What is expected
Below are some entries. Copy each line that holds the string "label".

•••••

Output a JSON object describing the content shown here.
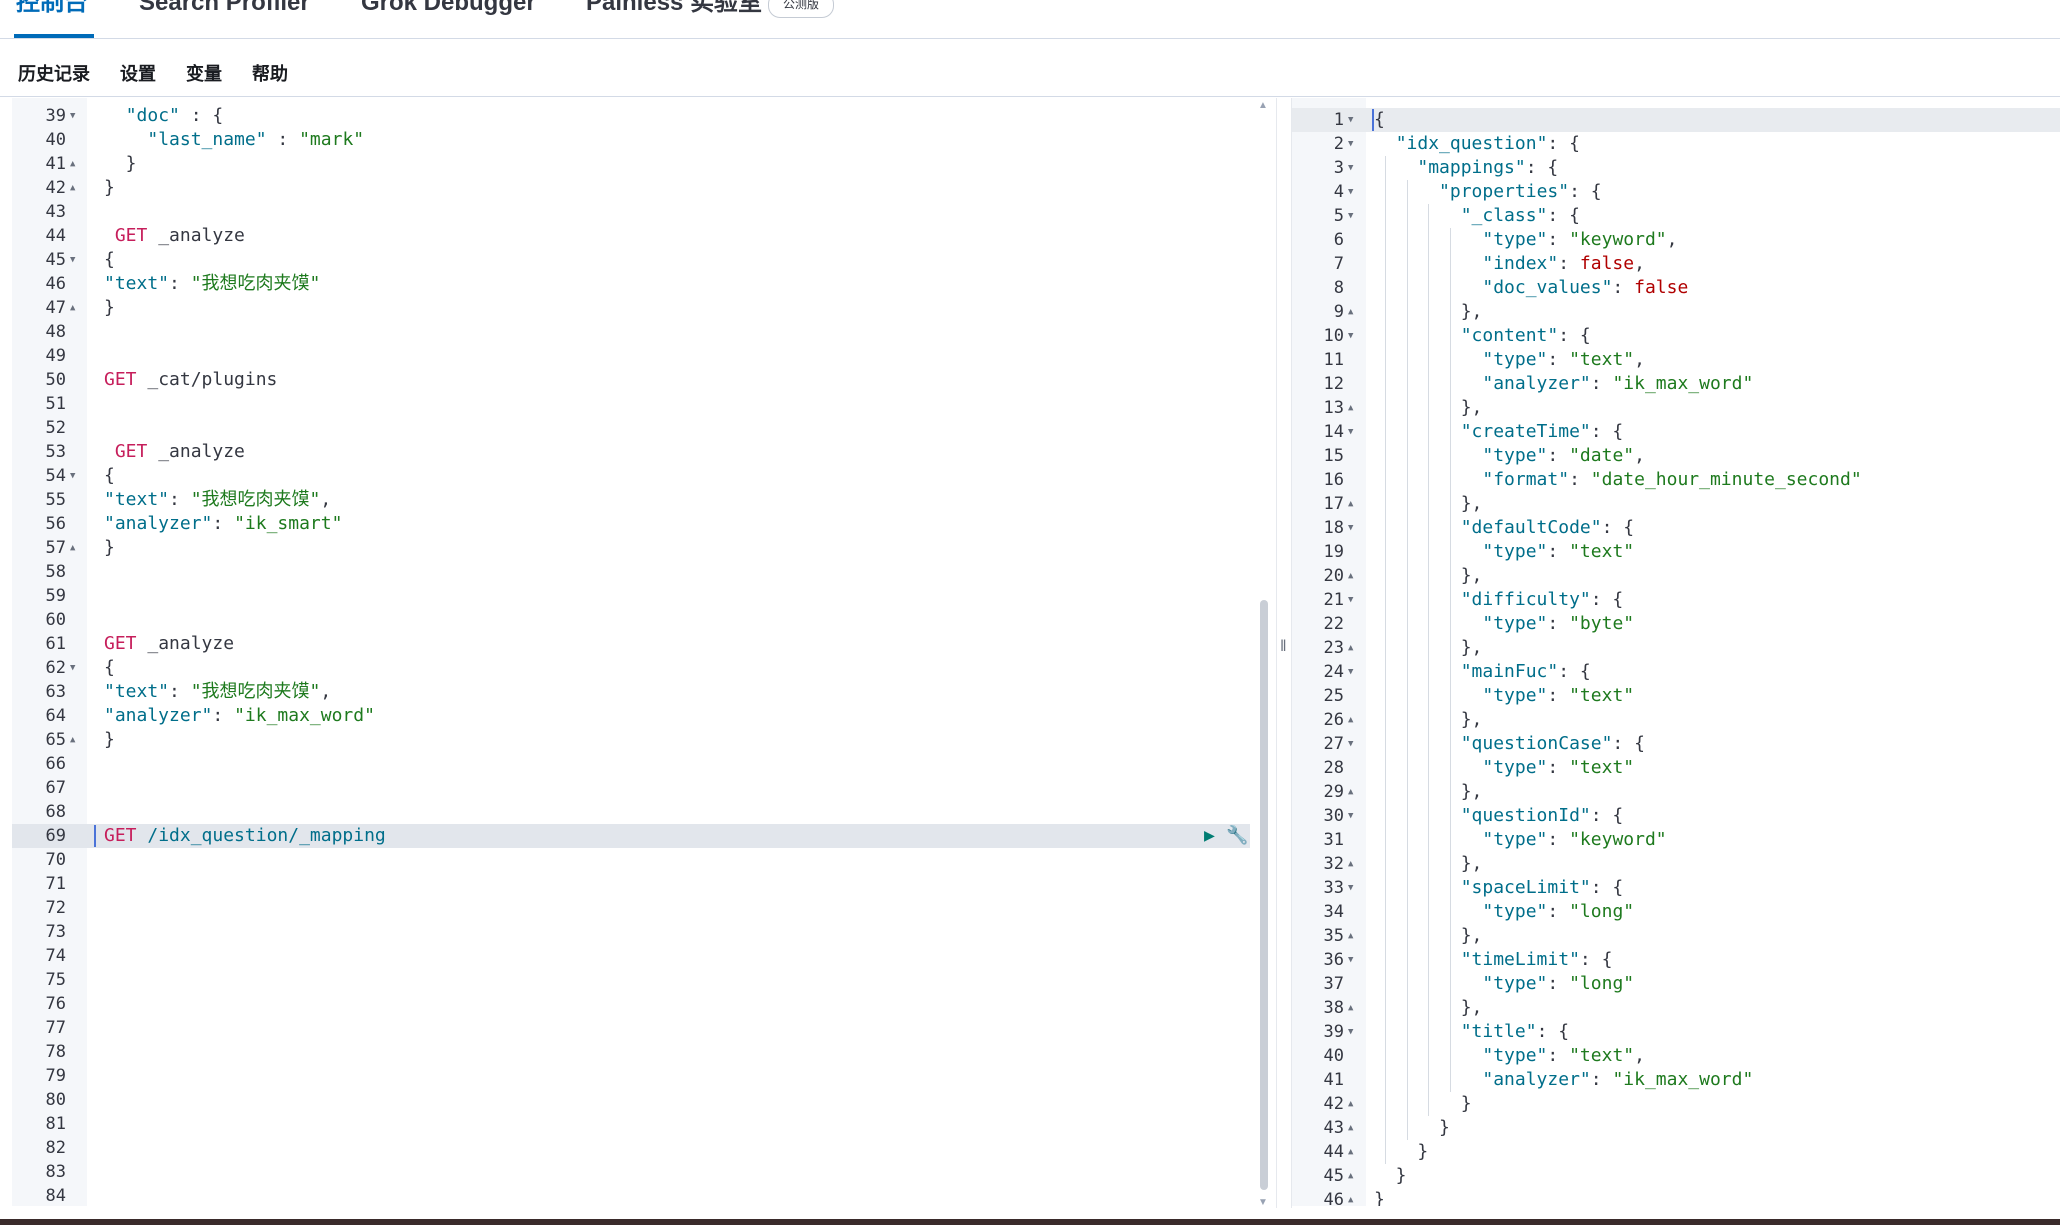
{
  "tabs": [
    {
      "label": "控制台"
    },
    {
      "label": "Search Profiler"
    },
    {
      "label": "Grok Debugger"
    },
    {
      "label": "Painless 实验室"
    }
  ],
  "beta_badge": "公测版",
  "menu": [
    "历史记录",
    "设置",
    "变量",
    "帮助"
  ],
  "left_editor": {
    "lines": [
      {
        "n": "39",
        "fold": "▼",
        "tokens": [
          [
            "p",
            "  "
          ],
          [
            "k",
            "\"doc\""
          ],
          [
            "p",
            " : {"
          ]
        ]
      },
      {
        "n": "40",
        "fold": "",
        "tokens": [
          [
            "p",
            "    "
          ],
          [
            "k",
            "\"last_name\""
          ],
          [
            "p",
            " : "
          ],
          [
            "s",
            "\"mark\""
          ]
        ]
      },
      {
        "n": "41",
        "fold": "▲",
        "tokens": [
          [
            "p",
            "  }"
          ]
        ]
      },
      {
        "n": "42",
        "fold": "▲",
        "tokens": [
          [
            "p",
            "}"
          ]
        ]
      },
      {
        "n": "43",
        "fold": "",
        "tokens": []
      },
      {
        "n": "44",
        "fold": "",
        "tokens": [
          [
            "p",
            " "
          ],
          [
            "m",
            "GET"
          ],
          [
            "p",
            " _analyze"
          ]
        ]
      },
      {
        "n": "45",
        "fold": "▼",
        "tokens": [
          [
            "p",
            "{"
          ]
        ]
      },
      {
        "n": "46",
        "fold": "",
        "tokens": [
          [
            "k",
            "\"text\""
          ],
          [
            "p",
            ": "
          ],
          [
            "s",
            "\"我想吃肉夹馍\""
          ]
        ]
      },
      {
        "n": "47",
        "fold": "▲",
        "tokens": [
          [
            "p",
            "}"
          ]
        ]
      },
      {
        "n": "48",
        "fold": "",
        "tokens": []
      },
      {
        "n": "49",
        "fold": "",
        "tokens": []
      },
      {
        "n": "50",
        "fold": "",
        "tokens": [
          [
            "m",
            "GET"
          ],
          [
            "p",
            " _cat/plugins"
          ]
        ]
      },
      {
        "n": "51",
        "fold": "",
        "tokens": []
      },
      {
        "n": "52",
        "fold": "",
        "tokens": []
      },
      {
        "n": "53",
        "fold": "",
        "tokens": [
          [
            "p",
            " "
          ],
          [
            "m",
            "GET"
          ],
          [
            "p",
            " _analyze"
          ]
        ]
      },
      {
        "n": "54",
        "fold": "▼",
        "tokens": [
          [
            "p",
            "{"
          ]
        ]
      },
      {
        "n": "55",
        "fold": "",
        "tokens": [
          [
            "k",
            "\"text\""
          ],
          [
            "p",
            ": "
          ],
          [
            "s",
            "\"我想吃肉夹馍\""
          ],
          [
            "p",
            ","
          ]
        ]
      },
      {
        "n": "56",
        "fold": "",
        "tokens": [
          [
            "k",
            "\"analyzer\""
          ],
          [
            "p",
            ": "
          ],
          [
            "s",
            "\"ik_smart\""
          ]
        ]
      },
      {
        "n": "57",
        "fold": "▲",
        "tokens": [
          [
            "p",
            "}"
          ]
        ]
      },
      {
        "n": "58",
        "fold": "",
        "tokens": []
      },
      {
        "n": "59",
        "fold": "",
        "tokens": []
      },
      {
        "n": "60",
        "fold": "",
        "tokens": []
      },
      {
        "n": "61",
        "fold": "",
        "tokens": [
          [
            "m",
            "GET"
          ],
          [
            "p",
            " _analyze"
          ]
        ]
      },
      {
        "n": "62",
        "fold": "▼",
        "tokens": [
          [
            "p",
            "{"
          ]
        ]
      },
      {
        "n": "63",
        "fold": "",
        "tokens": [
          [
            "k",
            "\"text\""
          ],
          [
            "p",
            ": "
          ],
          [
            "s",
            "\"我想吃肉夹馍\""
          ],
          [
            "p",
            ","
          ]
        ]
      },
      {
        "n": "64",
        "fold": "",
        "tokens": [
          [
            "k",
            "\"analyzer\""
          ],
          [
            "p",
            ": "
          ],
          [
            "s",
            "\"ik_max_word\""
          ]
        ]
      },
      {
        "n": "65",
        "fold": "▲",
        "tokens": [
          [
            "p",
            "}"
          ]
        ]
      },
      {
        "n": "66",
        "fold": "",
        "tokens": []
      },
      {
        "n": "67",
        "fold": "",
        "tokens": []
      },
      {
        "n": "68",
        "fold": "",
        "tokens": []
      },
      {
        "n": "69",
        "fold": "",
        "tokens": [
          [
            "m",
            "GET"
          ],
          [
            "p",
            " "
          ],
          [
            "u",
            "/idx_question/_mapping"
          ]
        ]
      },
      {
        "n": "70",
        "fold": "",
        "tokens": []
      },
      {
        "n": "71",
        "fold": "",
        "tokens": []
      },
      {
        "n": "72",
        "fold": "",
        "tokens": []
      },
      {
        "n": "73",
        "fold": "",
        "tokens": []
      },
      {
        "n": "74",
        "fold": "",
        "tokens": []
      },
      {
        "n": "75",
        "fold": "",
        "tokens": []
      },
      {
        "n": "76",
        "fold": "",
        "tokens": []
      },
      {
        "n": "77",
        "fold": "",
        "tokens": []
      },
      {
        "n": "78",
        "fold": "",
        "tokens": []
      },
      {
        "n": "79",
        "fold": "",
        "tokens": []
      },
      {
        "n": "80",
        "fold": "",
        "tokens": []
      },
      {
        "n": "81",
        "fold": "",
        "tokens": []
      },
      {
        "n": "82",
        "fold": "",
        "tokens": []
      },
      {
        "n": "83",
        "fold": "",
        "tokens": []
      },
      {
        "n": "84",
        "fold": "",
        "tokens": []
      }
    ],
    "active_line": "69"
  },
  "right_editor": {
    "lines": [
      {
        "n": "1",
        "fold": "▼",
        "tokens": [
          [
            "p",
            "{"
          ]
        ]
      },
      {
        "n": "2",
        "fold": "▼",
        "tokens": [
          [
            "p",
            "  "
          ],
          [
            "k",
            "\"idx_question\""
          ],
          [
            "p",
            ": {"
          ]
        ]
      },
      {
        "n": "3",
        "fold": "▼",
        "tokens": [
          [
            "p",
            "    "
          ],
          [
            "k",
            "\"mappings\""
          ],
          [
            "p",
            ": {"
          ]
        ]
      },
      {
        "n": "4",
        "fold": "▼",
        "tokens": [
          [
            "p",
            "      "
          ],
          [
            "k",
            "\"properties\""
          ],
          [
            "p",
            ": {"
          ]
        ]
      },
      {
        "n": "5",
        "fold": "▼",
        "tokens": [
          [
            "p",
            "        "
          ],
          [
            "k",
            "\"_class\""
          ],
          [
            "p",
            ": {"
          ]
        ]
      },
      {
        "n": "6",
        "fold": "",
        "tokens": [
          [
            "p",
            "          "
          ],
          [
            "k",
            "\"type\""
          ],
          [
            "p",
            ": "
          ],
          [
            "s",
            "\"keyword\""
          ],
          [
            "p",
            ","
          ]
        ]
      },
      {
        "n": "7",
        "fold": "",
        "tokens": [
          [
            "p",
            "          "
          ],
          [
            "k",
            "\"index\""
          ],
          [
            "p",
            ": "
          ],
          [
            "b",
            "false"
          ],
          [
            "p",
            ","
          ]
        ]
      },
      {
        "n": "8",
        "fold": "",
        "tokens": [
          [
            "p",
            "          "
          ],
          [
            "k",
            "\"doc_values\""
          ],
          [
            "p",
            ": "
          ],
          [
            "b",
            "false"
          ]
        ]
      },
      {
        "n": "9",
        "fold": "▲",
        "tokens": [
          [
            "p",
            "        },"
          ]
        ]
      },
      {
        "n": "10",
        "fold": "▼",
        "tokens": [
          [
            "p",
            "        "
          ],
          [
            "k",
            "\"content\""
          ],
          [
            "p",
            ": {"
          ]
        ]
      },
      {
        "n": "11",
        "fold": "",
        "tokens": [
          [
            "p",
            "          "
          ],
          [
            "k",
            "\"type\""
          ],
          [
            "p",
            ": "
          ],
          [
            "s",
            "\"text\""
          ],
          [
            "p",
            ","
          ]
        ]
      },
      {
        "n": "12",
        "fold": "",
        "tokens": [
          [
            "p",
            "          "
          ],
          [
            "k",
            "\"analyzer\""
          ],
          [
            "p",
            ": "
          ],
          [
            "s",
            "\"ik_max_word\""
          ]
        ]
      },
      {
        "n": "13",
        "fold": "▲",
        "tokens": [
          [
            "p",
            "        },"
          ]
        ]
      },
      {
        "n": "14",
        "fold": "▼",
        "tokens": [
          [
            "p",
            "        "
          ],
          [
            "k",
            "\"createTime\""
          ],
          [
            "p",
            ": {"
          ]
        ]
      },
      {
        "n": "15",
        "fold": "",
        "tokens": [
          [
            "p",
            "          "
          ],
          [
            "k",
            "\"type\""
          ],
          [
            "p",
            ": "
          ],
          [
            "s",
            "\"date\""
          ],
          [
            "p",
            ","
          ]
        ]
      },
      {
        "n": "16",
        "fold": "",
        "tokens": [
          [
            "p",
            "          "
          ],
          [
            "k",
            "\"format\""
          ],
          [
            "p",
            ": "
          ],
          [
            "s",
            "\"date_hour_minute_second\""
          ]
        ]
      },
      {
        "n": "17",
        "fold": "▲",
        "tokens": [
          [
            "p",
            "        },"
          ]
        ]
      },
      {
        "n": "18",
        "fold": "▼",
        "tokens": [
          [
            "p",
            "        "
          ],
          [
            "k",
            "\"defaultCode\""
          ],
          [
            "p",
            ": {"
          ]
        ]
      },
      {
        "n": "19",
        "fold": "",
        "tokens": [
          [
            "p",
            "          "
          ],
          [
            "k",
            "\"type\""
          ],
          [
            "p",
            ": "
          ],
          [
            "s",
            "\"text\""
          ]
        ]
      },
      {
        "n": "20",
        "fold": "▲",
        "tokens": [
          [
            "p",
            "        },"
          ]
        ]
      },
      {
        "n": "21",
        "fold": "▼",
        "tokens": [
          [
            "p",
            "        "
          ],
          [
            "k",
            "\"difficulty\""
          ],
          [
            "p",
            ": {"
          ]
        ]
      },
      {
        "n": "22",
        "fold": "",
        "tokens": [
          [
            "p",
            "          "
          ],
          [
            "k",
            "\"type\""
          ],
          [
            "p",
            ": "
          ],
          [
            "s",
            "\"byte\""
          ]
        ]
      },
      {
        "n": "23",
        "fold": "▲",
        "tokens": [
          [
            "p",
            "        },"
          ]
        ]
      },
      {
        "n": "24",
        "fold": "▼",
        "tokens": [
          [
            "p",
            "        "
          ],
          [
            "k",
            "\"mainFuc\""
          ],
          [
            "p",
            ": {"
          ]
        ]
      },
      {
        "n": "25",
        "fold": "",
        "tokens": [
          [
            "p",
            "          "
          ],
          [
            "k",
            "\"type\""
          ],
          [
            "p",
            ": "
          ],
          [
            "s",
            "\"text\""
          ]
        ]
      },
      {
        "n": "26",
        "fold": "▲",
        "tokens": [
          [
            "p",
            "        },"
          ]
        ]
      },
      {
        "n": "27",
        "fold": "▼",
        "tokens": [
          [
            "p",
            "        "
          ],
          [
            "k",
            "\"questionCase\""
          ],
          [
            "p",
            ": {"
          ]
        ]
      },
      {
        "n": "28",
        "fold": "",
        "tokens": [
          [
            "p",
            "          "
          ],
          [
            "k",
            "\"type\""
          ],
          [
            "p",
            ": "
          ],
          [
            "s",
            "\"text\""
          ]
        ]
      },
      {
        "n": "29",
        "fold": "▲",
        "tokens": [
          [
            "p",
            "        },"
          ]
        ]
      },
      {
        "n": "30",
        "fold": "▼",
        "tokens": [
          [
            "p",
            "        "
          ],
          [
            "k",
            "\"questionId\""
          ],
          [
            "p",
            ": {"
          ]
        ]
      },
      {
        "n": "31",
        "fold": "",
        "tokens": [
          [
            "p",
            "          "
          ],
          [
            "k",
            "\"type\""
          ],
          [
            "p",
            ": "
          ],
          [
            "s",
            "\"keyword\""
          ]
        ]
      },
      {
        "n": "32",
        "fold": "▲",
        "tokens": [
          [
            "p",
            "        },"
          ]
        ]
      },
      {
        "n": "33",
        "fold": "▼",
        "tokens": [
          [
            "p",
            "        "
          ],
          [
            "k",
            "\"spaceLimit\""
          ],
          [
            "p",
            ": {"
          ]
        ]
      },
      {
        "n": "34",
        "fold": "",
        "tokens": [
          [
            "p",
            "          "
          ],
          [
            "k",
            "\"type\""
          ],
          [
            "p",
            ": "
          ],
          [
            "s",
            "\"long\""
          ]
        ]
      },
      {
        "n": "35",
        "fold": "▲",
        "tokens": [
          [
            "p",
            "        },"
          ]
        ]
      },
      {
        "n": "36",
        "fold": "▼",
        "tokens": [
          [
            "p",
            "        "
          ],
          [
            "k",
            "\"timeLimit\""
          ],
          [
            "p",
            ": {"
          ]
        ]
      },
      {
        "n": "37",
        "fold": "",
        "tokens": [
          [
            "p",
            "          "
          ],
          [
            "k",
            "\"type\""
          ],
          [
            "p",
            ": "
          ],
          [
            "s",
            "\"long\""
          ]
        ]
      },
      {
        "n": "38",
        "fold": "▲",
        "tokens": [
          [
            "p",
            "        },"
          ]
        ]
      },
      {
        "n": "39",
        "fold": "▼",
        "tokens": [
          [
            "p",
            "        "
          ],
          [
            "k",
            "\"title\""
          ],
          [
            "p",
            ": {"
          ]
        ]
      },
      {
        "n": "40",
        "fold": "",
        "tokens": [
          [
            "p",
            "          "
          ],
          [
            "k",
            "\"type\""
          ],
          [
            "p",
            ": "
          ],
          [
            "s",
            "\"text\""
          ],
          [
            "p",
            ","
          ]
        ]
      },
      {
        "n": "41",
        "fold": "",
        "tokens": [
          [
            "p",
            "          "
          ],
          [
            "k",
            "\"analyzer\""
          ],
          [
            "p",
            ": "
          ],
          [
            "s",
            "\"ik_max_word\""
          ]
        ]
      },
      {
        "n": "42",
        "fold": "▲",
        "tokens": [
          [
            "p",
            "        }"
          ]
        ]
      },
      {
        "n": "43",
        "fold": "▲",
        "tokens": [
          [
            "p",
            "      }"
          ]
        ]
      },
      {
        "n": "44",
        "fold": "▲",
        "tokens": [
          [
            "p",
            "    }"
          ]
        ]
      },
      {
        "n": "45",
        "fold": "▲",
        "tokens": [
          [
            "p",
            "  }"
          ]
        ]
      },
      {
        "n": "46",
        "fold": "▲",
        "tokens": [
          [
            "p",
            "}"
          ]
        ]
      }
    ]
  },
  "colors": {
    "accent": "#006bb8",
    "method": "#c61e5b",
    "string": "#1e7a1e",
    "key": "#006e8a",
    "boolean": "#b00000",
    "play": "#017d73"
  },
  "icons": {
    "play": "play-icon",
    "wrench": "wrench-icon",
    "splitter": "resize-handle-icon"
  }
}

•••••

Completed task
      "label": "控制台"
      "label": "Search Profiler"
      "label": "Grok Debugger"
      "label": "Painless 实验室"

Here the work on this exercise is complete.